The thing to consider is that while anything can find just about anything, you (well, I) usually only want to search for a certain set of things; when I want to switch to another buffer, I don't want to match man-pages. Luckily, anything allows for making nifty function which use certain subsets of the search sources. So for buffer switching, I have:

(global-set-key (kbd "C-x b")
  (lambda() (interactive)
     :prompt "Switch to: "
     :candidate-number-limit 10                 ;; up to 10 of each 
     '( anything-c-source-buffers               ;; buffers 
        anything-c-source-recentf               ;; recent files 
        anything-c-source-bookmarks             ;; bookmarks
        anything-c-source-files-in-current-dir+ ;; current dir
        anything-c-source-locate))))            ;; use 'locate'

This will search in buffers, then in my recent-files, then in my bookmarks, the files in the current directory, and finally check with the locate tool. That last one is pretty neat, and finally gives me something back for the countless times I've wondered why the hard disk is grinding – indeed, it was locate, updating its database.

Then, I've defined another binding for searching general documentation on my system; I've put it under C-c I. This looks look something like the following:
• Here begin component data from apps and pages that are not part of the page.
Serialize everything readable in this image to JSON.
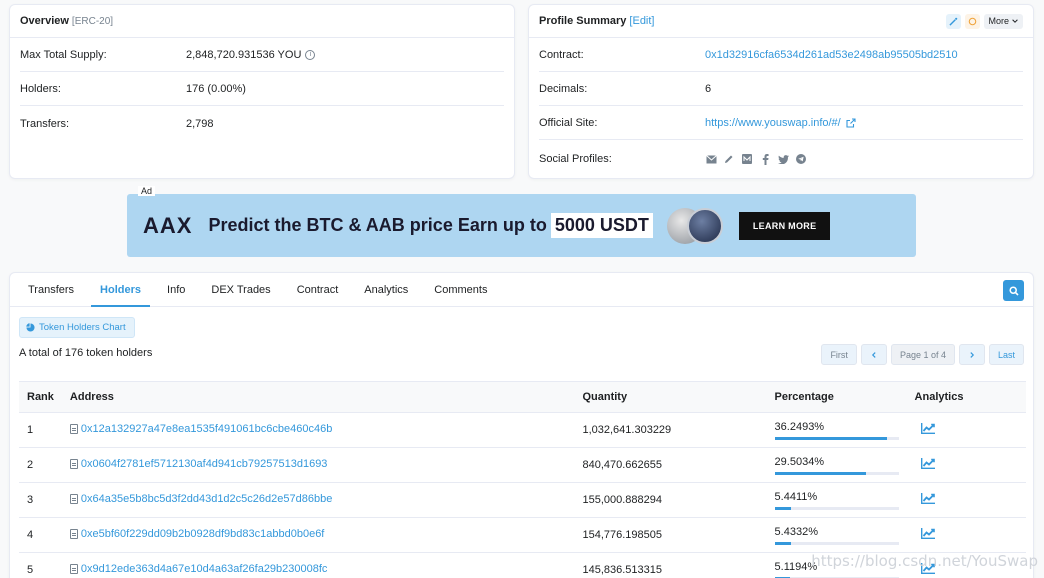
{
  "overview": {
    "title": "Overview",
    "standard": "[ERC-20]",
    "rows": [
      {
        "label": "Max Total Supply:",
        "value": "2,848,720.931536 YOU"
      },
      {
        "label": "Holders:",
        "value": "176 (0.00%)"
      },
      {
        "label": "Transfers:",
        "value": "2,798"
      }
    ]
  },
  "profile": {
    "title": "Profile Summary",
    "edit": "[Edit]",
    "more": "More",
    "contract_label": "Contract:",
    "contract_value": "0x1d32916cfa6534d261ad53e2498ab95505bd2510",
    "decimals_label": "Decimals:",
    "decimals_value": "6",
    "site_label": "Official Site:",
    "site_value": "https://www.youswap.info/#/",
    "social_label": "Social Profiles:",
    "social_icons": [
      "email-icon",
      "pencil-icon",
      "medium-icon",
      "facebook-icon",
      "twitter-icon",
      "telegram-icon"
    ]
  },
  "ad": {
    "label": "Ad",
    "brand": "AAX",
    "text": "Predict the BTC & AAB price  Earn up to",
    "highlight": "5000 USDT",
    "cta": "LEARN MORE"
  },
  "tabs": [
    "Transfers",
    "Holders",
    "Info",
    "DEX Trades",
    "Contract",
    "Analytics",
    "Comments"
  ],
  "active_tab": "Holders",
  "holders": {
    "chart_button": "Token Holders Chart",
    "total_text": "A total of 176 token holders",
    "pager": {
      "first": "First",
      "page": "Page 1 of 4",
      "last": "Last"
    },
    "columns": [
      "Rank",
      "Address",
      "Quantity",
      "Percentage",
      "Analytics"
    ],
    "rows": [
      {
        "rank": "1",
        "address": "0x12a132927a47e8ea1535f491061bc6cbe460c46b",
        "quantity": "1,032,641.303229",
        "percentage": "36.2493%",
        "pct": 36.2493
      },
      {
        "rank": "2",
        "address": "0x0604f2781ef5712130af4d941cb79257513d1693",
        "quantity": "840,470.662655",
        "percentage": "29.5034%",
        "pct": 29.5034
      },
      {
        "rank": "3",
        "address": "0x64a35e5b8bc5d3f2dd43d1d2c5c26d2e57d86bbe",
        "quantity": "155,000.888294",
        "percentage": "5.4411%",
        "pct": 5.4411
      },
      {
        "rank": "4",
        "address": "0xe5bf60f229dd09b2b0928df9bd83c1abbd0b0e6f",
        "quantity": "154,776.198505",
        "percentage": "5.4332%",
        "pct": 5.4332
      },
      {
        "rank": "5",
        "address": "0x9d12ede363d4a67e10d4a63af26fa29b230008fc",
        "quantity": "145,836.513315",
        "percentage": "5.1194%",
        "pct": 5.1194
      }
    ]
  },
  "watermark": "https://blog.csdn.net/YouSwap",
  "colors": {
    "accent": "#3498db",
    "text": "#1e2022",
    "muted": "#77838f",
    "border": "#e7eaf3",
    "banner": "#aed6f1"
  }
}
(global-set-key (kbd "C-c I")  ;; i -> info
  (lambda () (interactive)
      :prompt "Info about: "
      :candidate-number-limit 3
      '( anything-c-source-info-libc             ;; glibc docs
         anything-c-source-man-pages             ;; man pages
         anything-c-source-info-emacs))))        ;; emacs 

These are sources I query quite regularly; there are many more to be found - for most packages with info-pages there's a corresponding anything-c-source-info-...; there's a list in anything-config.el.

Now, those are my general documentation sources; in specific modes, I have specialized information sources; for example, for elisp-mode:

(add-hook 'emacs-lisp-mode-hook
  ;; other stuff...
  ;; ...
  ;; put useful info under C-c i
    (local-set-key (kbd "C-c i")
      (lambda() (interactive)
          :prompt "Info about: "
          :candidate-number-limit 5
          '( anything-c-source-emacs-functions

This post just scratches the surface of what is possible – so go and experiment :) One interesting thing is to add your own sources; I played a bit with that already,

There are many things in anything I did not cover yet. First, there are many more sources to search - and it's pretty easy to write your own – see the EmacsWiki-page.